asked the Lord Advocate, Whether his attention has been called to the case of Mr. David Maxwell, journeyman saddler, who it is reported on the 30th April last was fishing for trout on that part of the River Tweed, near Kelso, known as the "Junction Water," which it is alleged has always been open to the public for trout fishing, and no intimation has been made that it is closed; whether Mr. J. E. W. Drummond, Writer to the Signet, who leases a salmon fishing on the Tweed, which includes the "Junction Water," ordered Mr. Maxwell to desist from fishing, and, on his refusing, pushed him from a boat, so that Mr. Maxwell was immersed in the river; whether this assault was reported to the County Fiscal, who refused to take it up; and, whether he will instruct the Fiscal to proceed with the case?

THE LORD ADVOCATE (Mr. J. H. A. MACDONALD) (Edinburgh and St. Andrew's Universities)

My attention has been called to this case. I understand that Mr. Drummond, who is lessee of the fishing at the part of the river in question, has always permitted angling for trout, and has no intention of preventing members of the public enjoying this sport; but he does object to people wading in deep and fishing into the salmon casts of which he is tenant.

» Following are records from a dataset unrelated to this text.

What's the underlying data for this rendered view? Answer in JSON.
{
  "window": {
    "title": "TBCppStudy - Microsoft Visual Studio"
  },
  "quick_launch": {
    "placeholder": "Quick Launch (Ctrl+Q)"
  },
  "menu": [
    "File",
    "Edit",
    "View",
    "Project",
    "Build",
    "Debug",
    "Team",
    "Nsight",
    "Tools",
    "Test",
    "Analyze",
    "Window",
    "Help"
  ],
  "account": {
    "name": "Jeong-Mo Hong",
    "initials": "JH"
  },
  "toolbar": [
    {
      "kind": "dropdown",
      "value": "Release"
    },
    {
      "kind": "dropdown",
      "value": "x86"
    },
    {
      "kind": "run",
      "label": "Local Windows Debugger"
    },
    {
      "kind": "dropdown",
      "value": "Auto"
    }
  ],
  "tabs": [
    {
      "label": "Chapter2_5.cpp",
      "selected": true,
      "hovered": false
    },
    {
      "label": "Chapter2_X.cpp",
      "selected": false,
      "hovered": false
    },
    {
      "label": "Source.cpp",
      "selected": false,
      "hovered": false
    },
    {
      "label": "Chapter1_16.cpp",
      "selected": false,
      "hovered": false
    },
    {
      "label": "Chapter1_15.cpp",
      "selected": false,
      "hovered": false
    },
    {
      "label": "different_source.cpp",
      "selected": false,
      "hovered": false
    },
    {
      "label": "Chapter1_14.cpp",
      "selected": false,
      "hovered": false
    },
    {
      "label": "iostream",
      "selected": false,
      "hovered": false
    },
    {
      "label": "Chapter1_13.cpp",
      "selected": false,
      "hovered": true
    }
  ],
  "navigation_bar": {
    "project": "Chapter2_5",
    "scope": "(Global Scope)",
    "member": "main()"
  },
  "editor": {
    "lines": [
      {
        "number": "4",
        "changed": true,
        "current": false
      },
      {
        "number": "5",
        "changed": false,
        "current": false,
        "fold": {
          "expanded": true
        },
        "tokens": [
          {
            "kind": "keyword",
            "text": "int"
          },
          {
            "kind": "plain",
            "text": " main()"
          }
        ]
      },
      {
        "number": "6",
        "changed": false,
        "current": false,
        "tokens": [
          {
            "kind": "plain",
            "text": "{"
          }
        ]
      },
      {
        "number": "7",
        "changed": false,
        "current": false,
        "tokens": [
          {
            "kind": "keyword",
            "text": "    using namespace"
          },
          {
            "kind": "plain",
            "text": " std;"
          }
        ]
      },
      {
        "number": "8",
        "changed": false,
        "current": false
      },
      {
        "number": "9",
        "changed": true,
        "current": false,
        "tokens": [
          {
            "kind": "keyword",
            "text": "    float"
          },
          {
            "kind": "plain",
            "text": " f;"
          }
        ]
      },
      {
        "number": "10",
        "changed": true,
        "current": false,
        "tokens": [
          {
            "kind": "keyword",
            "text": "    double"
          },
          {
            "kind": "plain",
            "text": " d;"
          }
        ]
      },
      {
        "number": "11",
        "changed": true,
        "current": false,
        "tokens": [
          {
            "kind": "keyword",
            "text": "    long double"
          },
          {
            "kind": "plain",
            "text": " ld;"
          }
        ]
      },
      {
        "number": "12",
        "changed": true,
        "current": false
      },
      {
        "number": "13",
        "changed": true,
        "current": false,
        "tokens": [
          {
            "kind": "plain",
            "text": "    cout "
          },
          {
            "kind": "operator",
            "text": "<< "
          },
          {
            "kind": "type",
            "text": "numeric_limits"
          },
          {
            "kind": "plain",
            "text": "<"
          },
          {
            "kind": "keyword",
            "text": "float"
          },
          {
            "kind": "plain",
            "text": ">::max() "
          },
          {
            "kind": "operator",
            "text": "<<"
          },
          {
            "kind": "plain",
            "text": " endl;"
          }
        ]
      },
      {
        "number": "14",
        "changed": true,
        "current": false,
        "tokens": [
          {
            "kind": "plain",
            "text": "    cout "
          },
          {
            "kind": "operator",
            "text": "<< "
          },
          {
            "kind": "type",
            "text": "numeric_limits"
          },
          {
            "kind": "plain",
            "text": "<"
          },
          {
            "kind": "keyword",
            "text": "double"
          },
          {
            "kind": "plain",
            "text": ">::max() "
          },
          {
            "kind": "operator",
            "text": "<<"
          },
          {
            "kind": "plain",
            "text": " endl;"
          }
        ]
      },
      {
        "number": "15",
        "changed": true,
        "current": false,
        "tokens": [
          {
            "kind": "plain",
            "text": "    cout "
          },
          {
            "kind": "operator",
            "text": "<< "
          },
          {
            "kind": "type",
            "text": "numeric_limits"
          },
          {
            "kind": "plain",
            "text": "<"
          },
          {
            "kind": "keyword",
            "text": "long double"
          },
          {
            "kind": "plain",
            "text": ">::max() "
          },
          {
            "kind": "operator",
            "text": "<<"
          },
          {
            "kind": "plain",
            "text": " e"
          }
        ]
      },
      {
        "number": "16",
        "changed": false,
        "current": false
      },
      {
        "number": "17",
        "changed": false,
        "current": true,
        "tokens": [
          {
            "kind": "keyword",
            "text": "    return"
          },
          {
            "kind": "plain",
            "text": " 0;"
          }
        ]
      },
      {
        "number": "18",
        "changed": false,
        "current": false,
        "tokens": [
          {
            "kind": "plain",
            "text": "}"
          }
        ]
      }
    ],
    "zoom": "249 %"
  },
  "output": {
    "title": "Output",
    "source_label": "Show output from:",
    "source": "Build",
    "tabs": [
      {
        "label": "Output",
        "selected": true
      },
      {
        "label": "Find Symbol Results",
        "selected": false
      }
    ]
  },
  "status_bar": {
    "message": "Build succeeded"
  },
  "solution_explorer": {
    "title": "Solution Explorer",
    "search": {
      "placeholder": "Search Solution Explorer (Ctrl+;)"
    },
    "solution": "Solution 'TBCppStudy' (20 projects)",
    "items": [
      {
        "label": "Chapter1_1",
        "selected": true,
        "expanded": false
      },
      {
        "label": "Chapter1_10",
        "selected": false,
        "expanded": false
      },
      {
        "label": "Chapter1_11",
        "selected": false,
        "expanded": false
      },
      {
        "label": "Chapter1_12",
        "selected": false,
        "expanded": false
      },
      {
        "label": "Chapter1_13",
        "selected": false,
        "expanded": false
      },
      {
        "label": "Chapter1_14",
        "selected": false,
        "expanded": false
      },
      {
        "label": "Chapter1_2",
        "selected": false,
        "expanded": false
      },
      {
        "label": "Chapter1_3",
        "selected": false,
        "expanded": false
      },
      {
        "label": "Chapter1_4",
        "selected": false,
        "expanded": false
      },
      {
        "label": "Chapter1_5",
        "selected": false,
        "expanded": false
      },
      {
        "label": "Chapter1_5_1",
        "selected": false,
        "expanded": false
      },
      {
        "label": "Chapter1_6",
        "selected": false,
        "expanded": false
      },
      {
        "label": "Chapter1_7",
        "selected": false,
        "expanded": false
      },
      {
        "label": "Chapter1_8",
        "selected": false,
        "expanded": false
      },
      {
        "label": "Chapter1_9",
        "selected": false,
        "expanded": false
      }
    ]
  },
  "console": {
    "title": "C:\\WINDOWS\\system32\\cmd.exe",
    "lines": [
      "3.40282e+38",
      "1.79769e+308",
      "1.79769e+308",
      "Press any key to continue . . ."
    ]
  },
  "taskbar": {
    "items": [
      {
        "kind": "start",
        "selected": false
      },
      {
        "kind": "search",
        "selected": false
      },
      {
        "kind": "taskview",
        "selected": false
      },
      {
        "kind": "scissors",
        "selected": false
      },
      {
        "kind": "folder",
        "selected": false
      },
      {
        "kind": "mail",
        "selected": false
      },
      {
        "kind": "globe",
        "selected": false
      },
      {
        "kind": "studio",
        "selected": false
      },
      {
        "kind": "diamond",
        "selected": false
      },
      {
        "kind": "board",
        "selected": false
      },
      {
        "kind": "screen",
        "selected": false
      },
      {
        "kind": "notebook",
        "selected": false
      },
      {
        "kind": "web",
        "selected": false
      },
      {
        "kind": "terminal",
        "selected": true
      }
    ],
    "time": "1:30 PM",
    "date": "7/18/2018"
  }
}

On the occasion in question Mr. Drummond was fishing for salmon, and Mr. Maxwell was up to his middle in the water fishing for trout in the same pool, Mr. Drummond remonstrated with him, and told him that, while he did not object to his fishing for trout at other parts of his water, he objected to his wading into his salmon cast, and he repeatedly asked him to leave that part of the water. Mr. Maxwell, erroneously believing that his having fished for many years on that water gave him a legal right to do so, refused to leave the salmon cast; and Mr. Drummond, coming up in his fishing boat, insisted on his going away, telling him that if he would not legal proceedings would have to be taken. Mr. Drummond did give Mr. Maxwell what the onlookers described as a slight push on the shoulder with his hand. Mr. Maxwell fell. He at once said he had got what he wanted, presumably meaning that he had got a legal case. He was not injured, and went on fishing for some time. On a complaint being made, the Procurator Fiscal made an inquiry, and was satisfied that there was nut ground for a criminal prosecution. I have seen the note of evidence taken on the inquiry, and also a fuller precognition taken since, and I concur in the opinion of the Procurator Fiscal.


I should like to ask the Lord Advocate if a poor man may push a rich man into the water?


Order, order!